Data records for software interfaces:
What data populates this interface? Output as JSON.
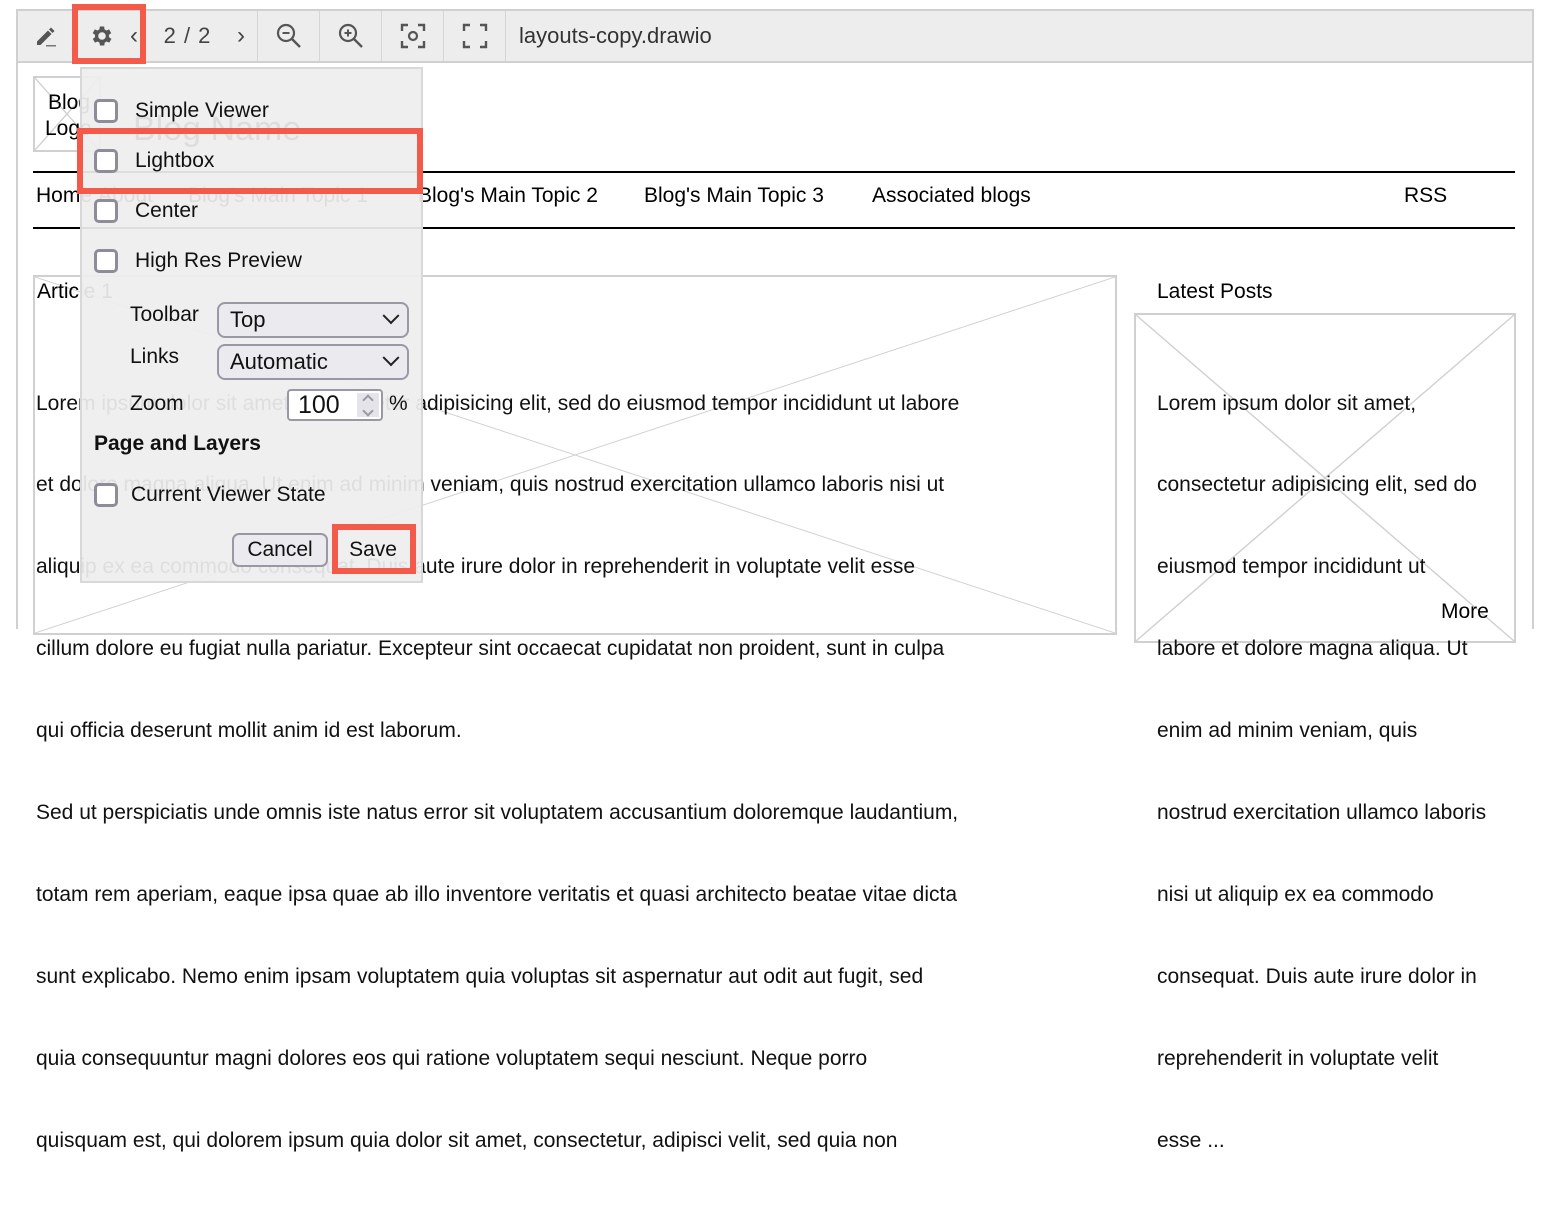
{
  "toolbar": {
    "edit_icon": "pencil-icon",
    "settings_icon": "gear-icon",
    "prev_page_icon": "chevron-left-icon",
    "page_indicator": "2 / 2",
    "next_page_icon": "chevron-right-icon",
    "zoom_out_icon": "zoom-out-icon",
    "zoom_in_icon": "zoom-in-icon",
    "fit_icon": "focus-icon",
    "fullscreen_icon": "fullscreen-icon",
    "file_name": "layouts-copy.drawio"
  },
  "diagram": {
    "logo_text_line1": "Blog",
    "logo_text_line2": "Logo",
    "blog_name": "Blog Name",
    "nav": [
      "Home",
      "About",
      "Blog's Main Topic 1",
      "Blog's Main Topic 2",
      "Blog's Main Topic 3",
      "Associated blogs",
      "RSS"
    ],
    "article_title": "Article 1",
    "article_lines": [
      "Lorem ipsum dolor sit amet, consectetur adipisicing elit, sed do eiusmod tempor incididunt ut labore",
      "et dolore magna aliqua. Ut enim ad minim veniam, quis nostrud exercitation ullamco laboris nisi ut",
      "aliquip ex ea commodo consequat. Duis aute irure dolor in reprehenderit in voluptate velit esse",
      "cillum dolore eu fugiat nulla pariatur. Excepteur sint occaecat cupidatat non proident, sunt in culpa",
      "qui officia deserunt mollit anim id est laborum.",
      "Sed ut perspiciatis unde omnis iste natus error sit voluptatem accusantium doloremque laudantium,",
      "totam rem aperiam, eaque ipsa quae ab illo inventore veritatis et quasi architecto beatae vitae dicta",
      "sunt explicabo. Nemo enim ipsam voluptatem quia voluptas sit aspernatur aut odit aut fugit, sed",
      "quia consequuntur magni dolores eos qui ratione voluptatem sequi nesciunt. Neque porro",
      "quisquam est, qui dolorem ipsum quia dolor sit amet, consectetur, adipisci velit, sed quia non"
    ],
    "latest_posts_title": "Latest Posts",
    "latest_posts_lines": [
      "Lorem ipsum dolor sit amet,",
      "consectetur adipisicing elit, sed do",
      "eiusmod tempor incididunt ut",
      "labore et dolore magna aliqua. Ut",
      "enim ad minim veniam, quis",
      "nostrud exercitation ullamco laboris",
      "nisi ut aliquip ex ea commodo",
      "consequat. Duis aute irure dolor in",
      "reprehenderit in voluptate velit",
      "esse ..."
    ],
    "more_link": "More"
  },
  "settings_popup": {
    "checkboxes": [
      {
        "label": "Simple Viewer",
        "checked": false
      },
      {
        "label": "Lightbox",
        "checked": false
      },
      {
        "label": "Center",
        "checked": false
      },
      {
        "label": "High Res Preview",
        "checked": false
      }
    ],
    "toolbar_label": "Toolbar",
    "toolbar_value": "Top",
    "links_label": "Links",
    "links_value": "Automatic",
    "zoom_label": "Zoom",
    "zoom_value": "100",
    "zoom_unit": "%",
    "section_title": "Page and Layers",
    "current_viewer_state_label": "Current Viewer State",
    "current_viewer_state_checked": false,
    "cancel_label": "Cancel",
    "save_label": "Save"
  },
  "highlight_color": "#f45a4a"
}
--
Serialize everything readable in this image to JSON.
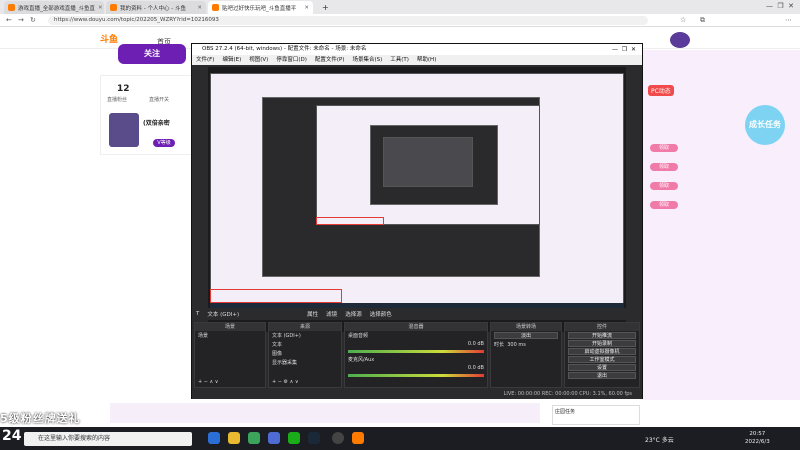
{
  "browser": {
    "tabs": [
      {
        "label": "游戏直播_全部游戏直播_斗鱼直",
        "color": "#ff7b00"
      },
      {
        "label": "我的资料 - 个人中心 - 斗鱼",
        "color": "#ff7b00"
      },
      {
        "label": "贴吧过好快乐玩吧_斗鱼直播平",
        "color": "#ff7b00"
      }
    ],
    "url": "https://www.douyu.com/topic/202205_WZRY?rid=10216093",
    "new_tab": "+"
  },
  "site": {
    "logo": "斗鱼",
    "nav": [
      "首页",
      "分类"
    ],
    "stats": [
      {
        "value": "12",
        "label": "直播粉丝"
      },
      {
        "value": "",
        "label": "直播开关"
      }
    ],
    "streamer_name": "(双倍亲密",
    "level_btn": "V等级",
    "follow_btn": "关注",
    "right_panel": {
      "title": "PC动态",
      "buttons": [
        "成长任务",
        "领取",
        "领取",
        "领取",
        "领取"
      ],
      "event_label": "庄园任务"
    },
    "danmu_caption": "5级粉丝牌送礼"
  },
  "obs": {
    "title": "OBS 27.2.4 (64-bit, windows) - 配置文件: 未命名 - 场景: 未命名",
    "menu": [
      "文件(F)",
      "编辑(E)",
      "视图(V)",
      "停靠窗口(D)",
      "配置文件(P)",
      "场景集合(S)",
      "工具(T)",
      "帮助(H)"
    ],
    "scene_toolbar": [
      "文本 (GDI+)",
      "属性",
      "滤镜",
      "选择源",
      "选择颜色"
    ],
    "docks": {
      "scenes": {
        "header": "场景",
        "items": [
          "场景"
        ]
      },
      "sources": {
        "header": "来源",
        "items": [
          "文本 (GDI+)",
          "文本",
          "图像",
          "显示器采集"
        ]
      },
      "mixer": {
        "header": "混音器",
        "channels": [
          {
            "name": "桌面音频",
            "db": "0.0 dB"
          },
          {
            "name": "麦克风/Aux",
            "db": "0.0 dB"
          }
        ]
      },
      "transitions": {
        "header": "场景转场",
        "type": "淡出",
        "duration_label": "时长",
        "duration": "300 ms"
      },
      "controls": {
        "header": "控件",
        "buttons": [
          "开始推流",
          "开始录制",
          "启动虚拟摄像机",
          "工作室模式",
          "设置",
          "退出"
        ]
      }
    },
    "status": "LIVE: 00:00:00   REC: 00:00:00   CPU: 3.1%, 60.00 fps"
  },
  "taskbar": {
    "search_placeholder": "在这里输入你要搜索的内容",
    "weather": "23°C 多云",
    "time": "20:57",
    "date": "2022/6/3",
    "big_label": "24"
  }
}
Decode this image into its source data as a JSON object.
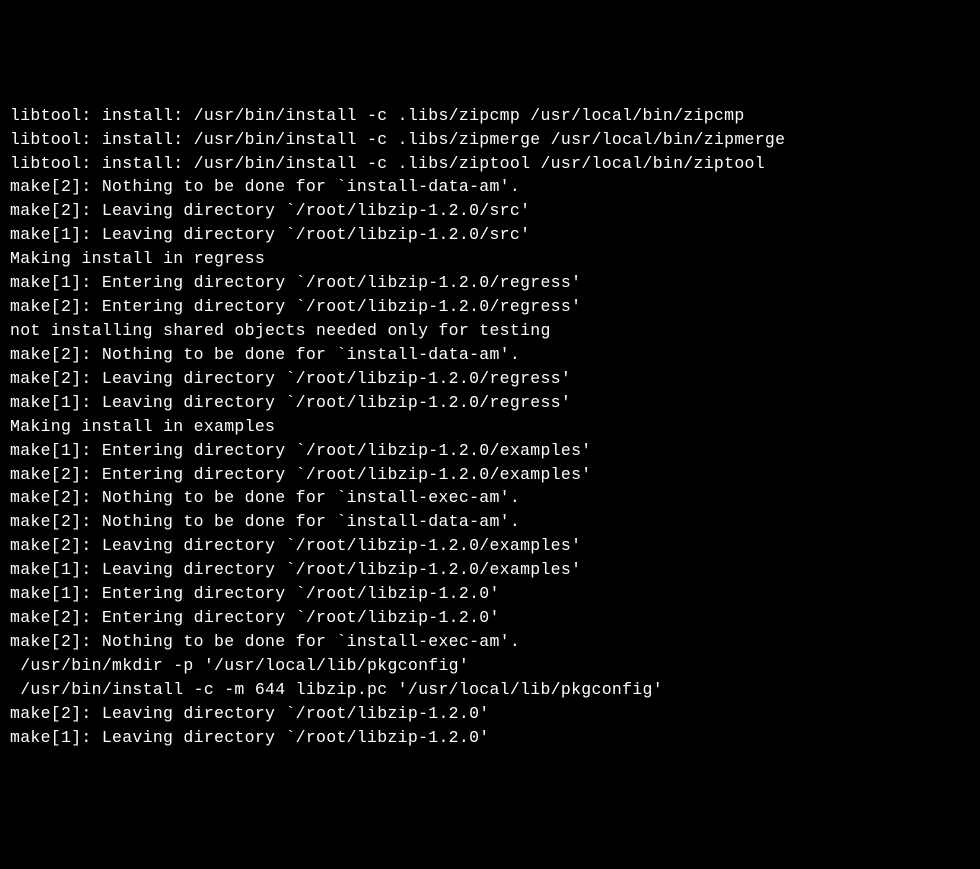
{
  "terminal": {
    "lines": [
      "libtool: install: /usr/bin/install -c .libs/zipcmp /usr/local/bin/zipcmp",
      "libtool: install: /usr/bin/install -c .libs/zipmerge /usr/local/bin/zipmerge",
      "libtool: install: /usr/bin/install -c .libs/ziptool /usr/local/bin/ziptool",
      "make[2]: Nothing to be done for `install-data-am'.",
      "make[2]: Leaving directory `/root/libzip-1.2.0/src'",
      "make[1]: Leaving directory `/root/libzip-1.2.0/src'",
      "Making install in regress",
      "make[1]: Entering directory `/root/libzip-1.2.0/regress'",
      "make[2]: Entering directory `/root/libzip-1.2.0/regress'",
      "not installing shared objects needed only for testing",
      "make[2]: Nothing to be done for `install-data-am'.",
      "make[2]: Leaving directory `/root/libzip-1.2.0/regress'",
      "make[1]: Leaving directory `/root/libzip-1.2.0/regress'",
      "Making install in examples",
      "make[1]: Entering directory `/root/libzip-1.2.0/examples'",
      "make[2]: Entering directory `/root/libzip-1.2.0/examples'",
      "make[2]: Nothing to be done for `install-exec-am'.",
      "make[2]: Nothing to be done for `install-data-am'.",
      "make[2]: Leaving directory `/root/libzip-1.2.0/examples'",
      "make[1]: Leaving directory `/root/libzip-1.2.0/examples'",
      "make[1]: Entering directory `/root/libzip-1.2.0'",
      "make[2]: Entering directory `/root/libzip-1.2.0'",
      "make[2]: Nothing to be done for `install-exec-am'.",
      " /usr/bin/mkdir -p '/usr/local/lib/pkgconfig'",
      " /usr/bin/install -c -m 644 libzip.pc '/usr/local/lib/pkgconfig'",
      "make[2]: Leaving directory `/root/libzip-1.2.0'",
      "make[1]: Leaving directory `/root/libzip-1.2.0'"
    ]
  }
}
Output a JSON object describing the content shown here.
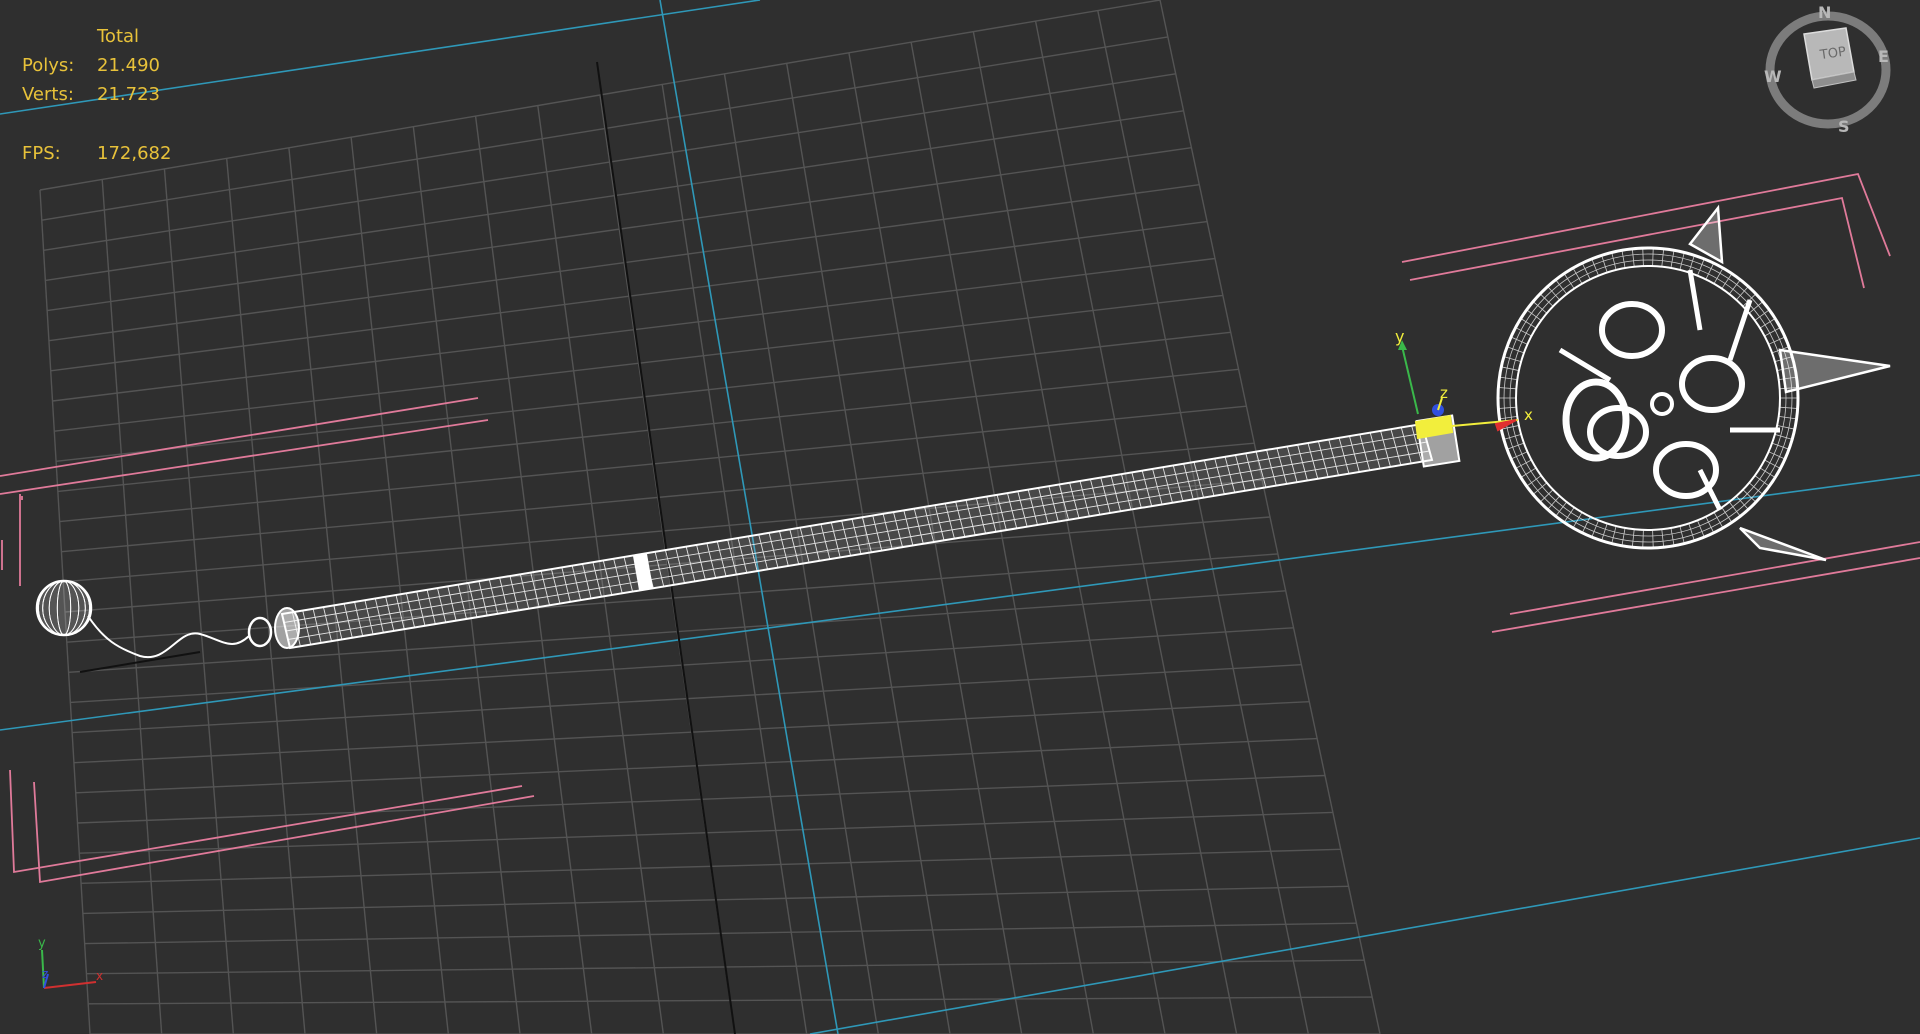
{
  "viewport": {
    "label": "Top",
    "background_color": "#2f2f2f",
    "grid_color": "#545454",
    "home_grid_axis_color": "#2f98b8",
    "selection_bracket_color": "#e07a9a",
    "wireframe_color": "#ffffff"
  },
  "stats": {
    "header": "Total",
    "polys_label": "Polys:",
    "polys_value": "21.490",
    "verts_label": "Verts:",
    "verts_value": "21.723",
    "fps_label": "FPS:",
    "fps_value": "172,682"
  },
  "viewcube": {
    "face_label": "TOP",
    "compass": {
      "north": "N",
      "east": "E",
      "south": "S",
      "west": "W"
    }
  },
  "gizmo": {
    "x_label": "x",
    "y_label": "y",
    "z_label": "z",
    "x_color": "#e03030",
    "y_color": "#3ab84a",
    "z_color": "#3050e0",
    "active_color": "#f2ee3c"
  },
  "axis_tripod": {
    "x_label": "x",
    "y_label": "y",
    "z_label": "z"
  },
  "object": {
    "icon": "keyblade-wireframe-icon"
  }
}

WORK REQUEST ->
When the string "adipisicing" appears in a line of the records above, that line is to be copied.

ANSWER AREA ->
      "Lorem ipsum dolor sit amet, consectetur adipisicing elit, sed do eiusmod tempor incididunt ut labore",
      "consectetur adipisicing elit, sed do",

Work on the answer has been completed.